**PROBLEM STATEMENT**: The answer should contain every entry below, copied exactly.

[[ EXTRACTED MATERIAL open ]]

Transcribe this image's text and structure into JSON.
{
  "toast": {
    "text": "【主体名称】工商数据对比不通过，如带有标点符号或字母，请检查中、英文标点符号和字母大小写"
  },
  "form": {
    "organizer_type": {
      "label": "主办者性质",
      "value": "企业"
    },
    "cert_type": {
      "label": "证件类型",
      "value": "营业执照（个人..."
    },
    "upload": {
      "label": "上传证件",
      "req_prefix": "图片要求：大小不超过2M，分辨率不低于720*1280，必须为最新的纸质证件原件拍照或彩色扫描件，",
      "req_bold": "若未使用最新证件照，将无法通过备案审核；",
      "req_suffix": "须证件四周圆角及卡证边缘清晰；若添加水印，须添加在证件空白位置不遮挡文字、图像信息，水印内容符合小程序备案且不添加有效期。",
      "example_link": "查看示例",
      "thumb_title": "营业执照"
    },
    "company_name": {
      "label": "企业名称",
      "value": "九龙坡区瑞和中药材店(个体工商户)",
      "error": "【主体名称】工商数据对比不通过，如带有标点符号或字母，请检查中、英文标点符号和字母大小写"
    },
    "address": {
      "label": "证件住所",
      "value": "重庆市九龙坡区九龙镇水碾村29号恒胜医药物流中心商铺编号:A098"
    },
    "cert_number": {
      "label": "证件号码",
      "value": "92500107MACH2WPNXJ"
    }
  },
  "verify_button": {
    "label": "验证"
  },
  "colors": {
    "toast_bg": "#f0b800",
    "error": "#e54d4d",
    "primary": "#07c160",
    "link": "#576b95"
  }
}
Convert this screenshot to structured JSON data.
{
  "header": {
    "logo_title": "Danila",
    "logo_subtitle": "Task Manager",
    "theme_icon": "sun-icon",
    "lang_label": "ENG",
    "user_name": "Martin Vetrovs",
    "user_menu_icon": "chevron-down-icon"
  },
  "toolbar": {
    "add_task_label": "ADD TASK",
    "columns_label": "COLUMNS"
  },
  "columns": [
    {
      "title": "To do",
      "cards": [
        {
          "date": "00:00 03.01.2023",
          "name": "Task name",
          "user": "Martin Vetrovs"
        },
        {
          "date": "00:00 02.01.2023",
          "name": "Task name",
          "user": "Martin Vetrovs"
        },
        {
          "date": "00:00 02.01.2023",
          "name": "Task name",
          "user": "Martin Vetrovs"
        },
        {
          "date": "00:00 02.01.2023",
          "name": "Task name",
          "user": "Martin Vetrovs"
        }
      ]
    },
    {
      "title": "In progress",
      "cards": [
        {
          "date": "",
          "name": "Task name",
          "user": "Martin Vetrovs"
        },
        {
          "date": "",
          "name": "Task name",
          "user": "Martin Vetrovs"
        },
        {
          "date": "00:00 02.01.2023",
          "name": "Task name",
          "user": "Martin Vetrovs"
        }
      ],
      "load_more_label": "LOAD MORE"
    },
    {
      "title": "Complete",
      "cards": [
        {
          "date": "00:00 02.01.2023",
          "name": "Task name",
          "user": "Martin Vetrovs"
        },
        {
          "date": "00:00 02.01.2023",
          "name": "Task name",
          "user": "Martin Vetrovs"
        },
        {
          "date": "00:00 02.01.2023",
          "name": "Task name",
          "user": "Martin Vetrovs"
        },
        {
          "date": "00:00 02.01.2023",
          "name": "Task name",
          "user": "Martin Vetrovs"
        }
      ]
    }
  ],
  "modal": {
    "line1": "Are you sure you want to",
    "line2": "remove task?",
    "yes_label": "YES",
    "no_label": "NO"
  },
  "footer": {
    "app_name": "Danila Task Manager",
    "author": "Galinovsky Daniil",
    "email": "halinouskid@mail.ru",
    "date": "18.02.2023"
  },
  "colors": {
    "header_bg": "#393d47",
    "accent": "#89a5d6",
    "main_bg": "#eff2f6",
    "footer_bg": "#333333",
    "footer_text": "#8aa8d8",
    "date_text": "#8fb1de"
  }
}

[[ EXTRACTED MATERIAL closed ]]

**RESPONSE TO THIS TASK**:
Transcribe this image's text and structure into JSON.
{
  "toast": {
    "text": "【主体名称】工商数据对比不通过，如带有标点符号或字母，请检查中、英文标点符号和字母大小写"
  },
  "form": {
    "organizer_type": {
      "label": "主办者性质",
      "value": "企业"
    },
    "cert_type": {
      "label": "证件类型",
      "value": "营业执照（个人..."
    },
    "upload": {
      "label": "上传证件",
      "req_prefix": "图片要求：大小不超过2M，分辨率不低于720*1280，必须为最新的纸质证件原件拍照或彩色扫描件，",
      "req_bold": "若未使用最新证件照，将无法通过备案审核；",
      "req_suffix": "须证件四周圆角及卡证边缘清晰；若添加水印，须添加在证件空白位置不遮挡文字、图像信息，水印内容符合小程序备案且不添加有效期。",
      "example_link": "查看示例",
      "thumb_title": "营业执照"
    },
    "company_name": {
      "label": "企业名称",
      "value": "九龙坡区瑞和中药材店(个体工商户)",
      "error": "【主体名称】工商数据对比不通过，如带有标点符号或字母，请检查中、英文标点符号和字母大小写"
    },
    "address": {
      "label": "证件住所",
      "value": "重庆市九龙坡区九龙镇水碾村29号恒胜医药物流中心商铺编号:A098"
    },
    "cert_number": {
      "label": "证件号码",
      "value": "92500107MACH2WPNXJ"
    }
  },
  "verify_button": {
    "label": "验证"
  },
  "colors": {
    "toast_bg": "#f0b800",
    "error": "#e54d4d",
    "primary": "#07c160",
    "link": "#576b95"
  }
}
Convert this screenshot to structured JSON data.
{
  "header": {
    "logo_title": "Danila",
    "logo_subtitle": "Task Manager",
    "theme_icon": "sun-icon",
    "lang_label": "ENG",
    "user_name": "Martin Vetrovs",
    "user_menu_icon": "chevron-down-icon"
  },
  "toolbar": {
    "add_task_label": "ADD TASK",
    "columns_label": "COLUMNS"
  },
  "columns": [
    {
      "title": "To do",
      "cards": [
        {
          "date": "00:00 03.01.2023",
          "name": "Task name",
          "user": "Martin Vetrovs"
        },
        {
          "date": "00:00 02.01.2023",
          "name": "Task name",
          "user": "Martin Vetrovs"
        },
        {
          "date": "00:00 02.01.2023",
          "name": "Task name",
          "user": "Martin Vetrovs"
        },
        {
          "date": "00:00 02.01.2023",
          "name": "Task name",
          "user": "Martin Vetrovs"
        }
      ]
    },
    {
      "title": "In progress",
      "cards": [
        {
          "date": "",
          "name": "Task name",
          "user": "Martin Vetrovs"
        },
        {
          "date": "",
          "name": "Task name",
          "user": "Martin Vetrovs"
        },
        {
          "date": "00:00 02.01.2023",
          "name": "Task name",
          "user": "Martin Vetrovs"
        }
      ],
      "load_more_label": "LOAD MORE"
    },
    {
      "title": "Complete",
      "cards": [
        {
          "date": "00:00 02.01.2023",
          "name": "Task name",
          "user": "Martin Vetrovs"
        },
        {
          "date": "00:00 02.01.2023",
          "name": "Task name",
          "user": "Martin Vetrovs"
        },
        {
          "date": "00:00 02.01.2023",
          "name": "Task name",
          "user": "Martin Vetrovs"
        },
        {
          "date": "00:00 02.01.2023",
          "name": "Task name",
          "user": "Martin Vetrovs"
        }
      ]
    }
  ],
  "modal": {
    "line1": "Are you sure you want to",
    "line2": "remove task?",
    "yes_label": "YES",
    "no_label": "NO"
  },
  "footer": {
    "app_name": "Danila Task Manager",
    "author": "Galinovsky Daniil",
    "email": "halinouskid@mail.ru",
    "date": "18.02.2023"
  },
  "colors": {
    "header_bg": "#393d47",
    "accent": "#89a5d6",
    "main_bg": "#eff2f6",
    "footer_bg": "#333333",
    "footer_text": "#8aa8d8",
    "date_text": "#8fb1de"
  }
}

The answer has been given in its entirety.